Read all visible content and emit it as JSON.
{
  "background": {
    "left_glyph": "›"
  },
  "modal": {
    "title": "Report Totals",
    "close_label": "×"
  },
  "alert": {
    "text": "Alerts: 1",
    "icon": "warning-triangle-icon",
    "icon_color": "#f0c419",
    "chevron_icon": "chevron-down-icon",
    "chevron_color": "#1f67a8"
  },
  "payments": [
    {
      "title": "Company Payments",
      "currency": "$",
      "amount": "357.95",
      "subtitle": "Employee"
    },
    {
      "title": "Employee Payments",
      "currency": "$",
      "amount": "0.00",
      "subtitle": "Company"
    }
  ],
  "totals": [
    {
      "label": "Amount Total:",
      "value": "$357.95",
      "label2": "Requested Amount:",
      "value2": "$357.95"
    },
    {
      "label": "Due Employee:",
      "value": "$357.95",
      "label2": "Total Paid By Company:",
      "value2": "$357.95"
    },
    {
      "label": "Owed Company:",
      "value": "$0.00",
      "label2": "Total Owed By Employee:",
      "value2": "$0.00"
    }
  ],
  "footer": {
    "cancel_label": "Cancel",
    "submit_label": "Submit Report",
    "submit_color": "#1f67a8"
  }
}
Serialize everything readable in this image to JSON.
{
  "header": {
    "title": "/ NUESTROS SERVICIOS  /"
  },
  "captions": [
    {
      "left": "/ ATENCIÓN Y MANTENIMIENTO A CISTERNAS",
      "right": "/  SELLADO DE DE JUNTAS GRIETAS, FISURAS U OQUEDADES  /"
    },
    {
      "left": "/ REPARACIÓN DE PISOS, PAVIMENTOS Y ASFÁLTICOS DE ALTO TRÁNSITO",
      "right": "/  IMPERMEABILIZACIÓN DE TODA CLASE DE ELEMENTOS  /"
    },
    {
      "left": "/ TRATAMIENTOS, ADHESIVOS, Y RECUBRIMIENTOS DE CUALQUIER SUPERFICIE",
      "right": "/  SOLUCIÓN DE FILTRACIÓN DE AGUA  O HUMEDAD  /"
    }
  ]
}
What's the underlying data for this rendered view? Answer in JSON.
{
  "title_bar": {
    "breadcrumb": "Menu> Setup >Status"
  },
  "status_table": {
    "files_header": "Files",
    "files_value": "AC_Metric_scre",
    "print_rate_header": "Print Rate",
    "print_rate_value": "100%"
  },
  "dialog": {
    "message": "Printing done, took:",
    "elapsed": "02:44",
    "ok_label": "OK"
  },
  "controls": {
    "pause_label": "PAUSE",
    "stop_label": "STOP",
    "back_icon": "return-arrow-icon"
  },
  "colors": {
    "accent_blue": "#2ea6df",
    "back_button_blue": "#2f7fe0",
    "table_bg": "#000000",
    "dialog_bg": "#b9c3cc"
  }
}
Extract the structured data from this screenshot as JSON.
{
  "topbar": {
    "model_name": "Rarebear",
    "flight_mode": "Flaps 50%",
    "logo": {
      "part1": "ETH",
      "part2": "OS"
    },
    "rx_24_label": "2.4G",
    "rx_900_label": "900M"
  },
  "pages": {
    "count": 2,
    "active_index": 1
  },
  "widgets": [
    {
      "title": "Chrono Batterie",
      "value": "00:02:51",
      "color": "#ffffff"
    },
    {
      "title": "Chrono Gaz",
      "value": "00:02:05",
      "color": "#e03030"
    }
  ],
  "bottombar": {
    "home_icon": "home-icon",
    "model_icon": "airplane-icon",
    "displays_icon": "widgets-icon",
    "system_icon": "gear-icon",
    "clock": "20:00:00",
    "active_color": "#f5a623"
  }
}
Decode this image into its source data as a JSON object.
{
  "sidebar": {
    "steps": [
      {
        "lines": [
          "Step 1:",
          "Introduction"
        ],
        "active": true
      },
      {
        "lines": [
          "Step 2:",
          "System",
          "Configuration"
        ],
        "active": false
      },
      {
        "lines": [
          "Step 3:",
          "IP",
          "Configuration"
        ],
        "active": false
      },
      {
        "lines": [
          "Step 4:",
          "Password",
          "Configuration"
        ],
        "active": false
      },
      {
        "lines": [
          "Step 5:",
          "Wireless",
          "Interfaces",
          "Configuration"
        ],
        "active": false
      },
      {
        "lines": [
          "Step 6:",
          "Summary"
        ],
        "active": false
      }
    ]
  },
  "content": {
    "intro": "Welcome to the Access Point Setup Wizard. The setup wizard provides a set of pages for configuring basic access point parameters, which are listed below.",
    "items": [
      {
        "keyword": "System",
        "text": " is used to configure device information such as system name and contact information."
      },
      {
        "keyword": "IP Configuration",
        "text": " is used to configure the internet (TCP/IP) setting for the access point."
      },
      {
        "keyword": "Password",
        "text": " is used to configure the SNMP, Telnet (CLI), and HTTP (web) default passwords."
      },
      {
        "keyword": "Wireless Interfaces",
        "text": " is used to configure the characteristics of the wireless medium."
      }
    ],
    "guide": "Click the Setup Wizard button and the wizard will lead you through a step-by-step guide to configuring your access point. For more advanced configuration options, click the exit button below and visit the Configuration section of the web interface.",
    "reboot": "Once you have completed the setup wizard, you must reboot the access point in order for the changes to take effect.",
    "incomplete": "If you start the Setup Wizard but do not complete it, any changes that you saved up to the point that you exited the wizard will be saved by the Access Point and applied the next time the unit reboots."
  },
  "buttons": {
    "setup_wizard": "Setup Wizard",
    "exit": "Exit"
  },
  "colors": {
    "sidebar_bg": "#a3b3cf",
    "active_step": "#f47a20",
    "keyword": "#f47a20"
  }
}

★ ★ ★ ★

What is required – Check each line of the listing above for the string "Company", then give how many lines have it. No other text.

Solved problem – 4